(Data extracted from a collection)
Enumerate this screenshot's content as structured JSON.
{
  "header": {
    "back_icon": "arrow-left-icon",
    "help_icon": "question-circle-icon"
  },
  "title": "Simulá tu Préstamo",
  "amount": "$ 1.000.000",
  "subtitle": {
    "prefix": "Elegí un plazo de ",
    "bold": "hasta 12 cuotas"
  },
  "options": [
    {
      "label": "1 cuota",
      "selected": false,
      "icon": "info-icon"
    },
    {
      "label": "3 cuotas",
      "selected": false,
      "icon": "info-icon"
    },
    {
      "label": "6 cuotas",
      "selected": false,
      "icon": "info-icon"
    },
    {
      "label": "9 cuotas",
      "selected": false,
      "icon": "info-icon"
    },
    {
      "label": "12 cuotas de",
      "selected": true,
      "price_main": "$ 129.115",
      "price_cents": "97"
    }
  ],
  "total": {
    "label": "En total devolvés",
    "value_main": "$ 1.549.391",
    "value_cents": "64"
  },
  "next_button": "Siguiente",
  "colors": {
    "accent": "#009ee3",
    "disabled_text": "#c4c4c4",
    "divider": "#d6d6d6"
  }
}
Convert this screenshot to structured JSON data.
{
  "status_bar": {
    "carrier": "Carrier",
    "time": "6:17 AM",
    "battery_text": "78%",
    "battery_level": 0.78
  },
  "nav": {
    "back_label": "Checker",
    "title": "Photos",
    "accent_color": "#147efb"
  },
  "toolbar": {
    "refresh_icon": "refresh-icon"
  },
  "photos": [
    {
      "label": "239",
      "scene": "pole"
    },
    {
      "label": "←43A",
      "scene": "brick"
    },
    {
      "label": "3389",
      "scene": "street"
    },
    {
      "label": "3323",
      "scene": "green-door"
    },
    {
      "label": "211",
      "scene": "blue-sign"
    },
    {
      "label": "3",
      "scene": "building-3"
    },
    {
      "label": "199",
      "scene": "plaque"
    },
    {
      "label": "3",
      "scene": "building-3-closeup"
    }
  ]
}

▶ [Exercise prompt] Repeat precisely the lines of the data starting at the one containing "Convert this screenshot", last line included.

▶ [Response to the exercise]
Convert this screenshot to structured JSON data.
{
  "status_bar": {
    "carrier": "Carrier",
    "time": "6:17 AM",
    "battery_text": "78%",
    "battery_level": 0.78
  },
  "nav": {
    "back_label": "Checker",
    "title": "Photos",
    "accent_color": "#147efb"
  },
  "toolbar": {
    "refresh_icon": "refresh-icon"
  },
  "photos": [
    {
      "label": "239",
      "scene": "pole"
    },
    {
      "label": "←43A",
      "scene": "brick"
    },
    {
      "label": "3389",
      "scene": "street"
    },
    {
      "label": "3323",
      "scene": "green-door"
    },
    {
      "label": "211",
      "scene": "blue-sign"
    },
    {
      "label": "3",
      "scene": "building-3"
    },
    {
      "label": "199",
      "scene": "plaque"
    },
    {
      "label": "3",
      "scene": "building-3-closeup"
    }
  ]
}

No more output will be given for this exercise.